ENDURANCE – TRIATHLON – MUSCLE PROTEIN SYNTHESIS – AGING


2 RESEARCH ARTICLES


THE EFFECT OF HIGHER PROTEIN FEEDINGS ON RECOVERY FOLLOWING DOWNHILL RUNNING IN MASTERS TRIATHLETES – 2016


Doering TM1, Reaburn PR, Borges NR, Cox GR, Jenkins DG.
PURPOSE
– Following exercise-induced muscle damage (EIMD), masters athletes take longer to recover than younger athletes
– Purpose: determine effect of higher than recommended post-exercise protein feedings on the recovery of knee extensor peak isometric torque (PIT), perceptions of recovery, and cycling time trial (TT) performance following EIMD in masters triathletes
METHOD
– 8 masters triathletes (52±2 y, VO2max, 51.8±4.2 mL·kg-1·min-1) completed two trials separated by 7 days
– Trials consisted of morning PIT testing and a 30-min downhill run followed by an 8-hour recovery
– During recovery,
(a) a moderate (MPI; 0.3 g·kg-1·bolus-1) 176lbs or 80kg x 0.3 = 24g PRO
(b) a high (0.6 g·kg-1·bolus-1) protein intake (HPI) 176lbs or 80kg = 48g PRO
– 3 bolus feedings at 2 hr intervals commencing immediately post-exercise
– PIT testing and a 7 kJ·kg-1 cycling TT were completed post-intervention
– Perceptions of recovery were assessed pre- and post-exercise
RESULTS 
1. The HPI did not significantly improve recovery compared with MPI
2. However, comparison of within-treatment change shows the HPI provided a moderate beneficial effect, attenuating the loss of afternoon PIT compared to the MPI
3. The HPI provided a large beneficial effect, reducing perceived fatigue over the 8-hour recovery compared to the MPI
4. Despite these effects, cycling performance was unchanged
CONCLUSION
– Doubling the recommended post-exercise protein intake did not significantly improve recovery in masters athletes
– However, HPI provided moderate to large beneficial effects on recovery that may be meaningful following EIMD.

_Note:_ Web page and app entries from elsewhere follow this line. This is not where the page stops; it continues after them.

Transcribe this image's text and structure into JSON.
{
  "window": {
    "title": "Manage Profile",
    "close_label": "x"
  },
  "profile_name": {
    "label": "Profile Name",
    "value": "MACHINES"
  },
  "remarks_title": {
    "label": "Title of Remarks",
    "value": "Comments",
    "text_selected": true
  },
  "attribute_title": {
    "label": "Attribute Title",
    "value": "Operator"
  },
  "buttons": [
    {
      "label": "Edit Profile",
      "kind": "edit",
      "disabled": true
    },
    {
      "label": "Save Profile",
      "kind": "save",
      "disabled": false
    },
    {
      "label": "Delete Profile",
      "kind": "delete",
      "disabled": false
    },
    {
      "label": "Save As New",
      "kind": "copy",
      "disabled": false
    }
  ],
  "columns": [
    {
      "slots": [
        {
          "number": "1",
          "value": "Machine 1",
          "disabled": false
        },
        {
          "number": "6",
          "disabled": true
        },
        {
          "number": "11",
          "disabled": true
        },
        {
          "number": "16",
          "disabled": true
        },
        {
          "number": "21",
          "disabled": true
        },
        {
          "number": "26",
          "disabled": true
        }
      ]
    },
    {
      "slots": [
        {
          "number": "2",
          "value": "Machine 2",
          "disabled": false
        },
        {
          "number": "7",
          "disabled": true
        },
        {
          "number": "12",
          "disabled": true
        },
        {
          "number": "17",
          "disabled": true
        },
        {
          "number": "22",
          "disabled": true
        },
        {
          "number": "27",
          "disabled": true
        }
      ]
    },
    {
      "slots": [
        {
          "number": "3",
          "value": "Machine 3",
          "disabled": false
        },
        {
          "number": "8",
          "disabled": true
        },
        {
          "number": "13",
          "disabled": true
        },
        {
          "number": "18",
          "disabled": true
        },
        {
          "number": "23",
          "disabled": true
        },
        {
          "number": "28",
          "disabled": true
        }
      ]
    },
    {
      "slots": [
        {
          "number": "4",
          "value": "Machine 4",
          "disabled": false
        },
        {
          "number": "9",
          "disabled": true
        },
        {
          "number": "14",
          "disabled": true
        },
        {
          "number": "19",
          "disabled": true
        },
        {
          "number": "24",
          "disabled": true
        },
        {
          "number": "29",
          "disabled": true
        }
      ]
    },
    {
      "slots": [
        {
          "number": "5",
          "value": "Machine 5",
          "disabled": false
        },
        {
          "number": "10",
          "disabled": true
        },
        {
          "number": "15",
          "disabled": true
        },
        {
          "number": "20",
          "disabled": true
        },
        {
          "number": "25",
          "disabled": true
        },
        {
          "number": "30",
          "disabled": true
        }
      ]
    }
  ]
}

LOWER INTEGRATED MUSCLE PROTEIN SYNTHESIS IN MASTERS COMPARED TO YOUNGER ATHLETES – 2016


Doering, Thomas M.; Jenkins, David G.; Reaburn, Peter R.; Borges, Nattai R.; Hohmann, Erik; Phillips, Stuart M.
PURPOSE:
– To compare the integrated muscle protein synthesis (MPS) rates of masters and younger triathletes over 3 consecutive days of intense endurance training
– Recovery of cycling performance, following muscle-damaging running, was also compared between groups
METHODS:
5 masters (age, 53+/-2 y, VO2max, 55.7+/-6.9 mL·kg-1·min-1) and 6 younger (age, 27+/-2 y, VO2max, 62.3+/-1.5 mL·kg-1·min-1) trained triathletes
They then completed a 30 min downhill run; three 20 km cycling time trials were completed 10, 24 and 48 h following the run
RESULTS:
Over the 3 days, masters triathletes showed a significantly lower myofibrillar fractional synthetic rate
The masters triathletes produced a slower cycle time trial at 10 h post-run, in comparison to baseline
– The between-group comparison of change was moderate, suggesting slower acute recovery among masters triathletes
CONCLUSIONS:
Data shows lower MPS rates in well-trained masters and this likely contributes to poorer muscle protein repair and remodeling
– Acute recovery of cycle time trial performance tended to be poorer in the masters triathletes


 

Comments are closed.